Of all the recipes used on Thanksgiving, this is the one that sends many cooks reaching for the can. Canned pumpkin puree is easy, cheap and, if you find a good quality version, it's tough to tell that it came from a can. But there is something about doing it yourself that makes it all taste so much better. To be there to chop the pumpkin, roast it and puree it is to put yourself into the dish. I use a classic recipe from Mark Bittman's book How to Cook Everything (Wiley 2003). I varied the recipe to roast the pumpkin instead of boiling it, because I find that roasting vegetables brings out a natural sweetness.
Makes 1 pie
1 medium-sized sugar pumpkin, pureed
3 tablespoons granulated sugar, plus 1/2 cup
6 ounces graham crackers, broken
5 tablespoons butter, melted
2 large eggs
1/2 teaspoon ground cinnamon
1/4 teaspoon ground ginger
1/8 teaspoon freshly grated nutmeg
1/8 teaspoon ground cloves

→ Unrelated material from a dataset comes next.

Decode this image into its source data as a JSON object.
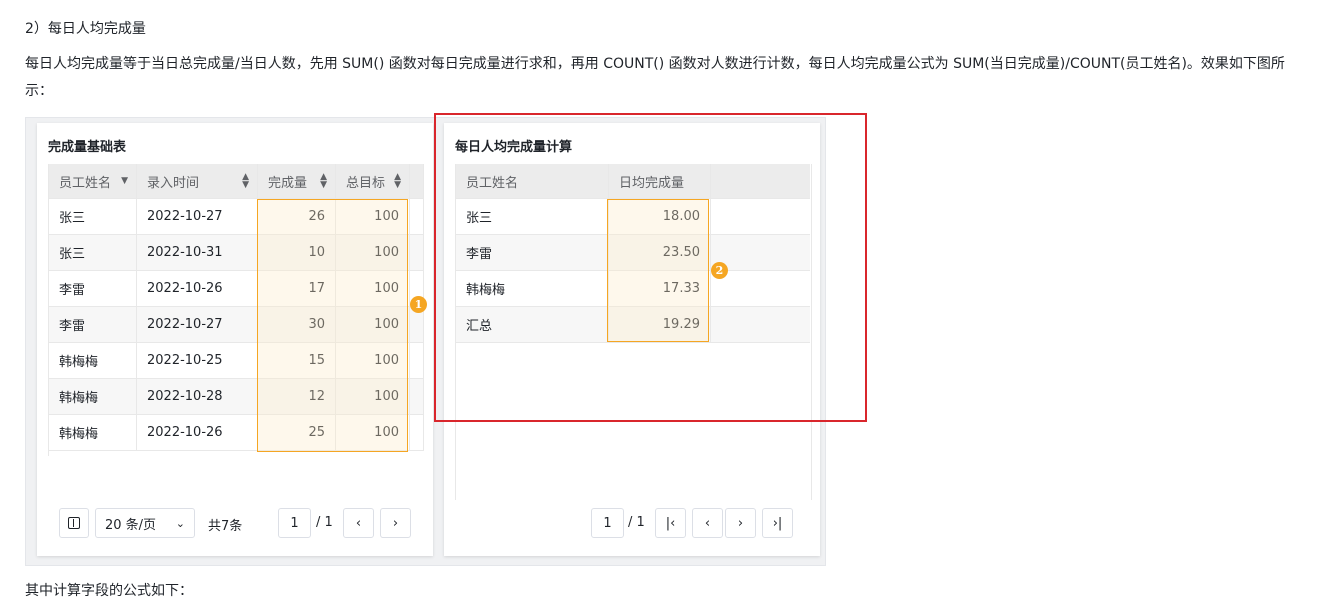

1 1/4 cups half-and-half, cream or milk
Preheat oven to 400 degrees.
To puree the pumpkin, cut a circle around the stem, pull it out and discard. Use the cavity as a handle and peel the pumpkin with a vegetable peeler. Using a sharp and sturdy knife, cut the pumpkin in half and scrape out the seeds with an ice cream scoop or heavy spoon. Cut or scrape off any excess string and cut the pumpkin into large chunks. Toss the chunks in canola oil and put in a large ovenproof casserole dish. Roast pumpkin until it turns soft, with some browning. Puree the pumpkin, in batches if needed, in a food processor.
To make the crust, heat the oven to 350 degrees. Combine 3 tablespoons sugar and graham cracker pieces in the bowl of a food processor and process until they're finely ground. You should have about 1 1/2 cups; add or remove some if not. Slowly add the melted butter and pulse a few times until crumbs are moistened. Add a little more melted butter if necessary. Press the crumbs evenly into the bottom and sides of a pie plate.
Bake the crust for 8 to 10 minutes, just until it begins to brown. Set the pie plate on a rack, the crust will crisp as it cools. Turn the oven up to 375.
While the crust is baking, use an electric mixer or a whisk to beat the eggs with the 1/2 cup sugar, then add cinnamon, ginger, nutmeg, cloves and salt. Add the pumpkin puree, mix then add the half-and-half.
Put the pie plate with the crust on a rimmed baking sheet. Pour the pumpkin mixture into the crust all the way to the top (you might have some left over). Transfer the whole baking sheet to the oven (in case of spillover) and bake 30 to 40 minutes, until the mixture shakes like Jell-O but is still quite moist in the center. Cool on a rack until it no longer jiggles, then slice into wedges and serve, or refrigerate for a day or two.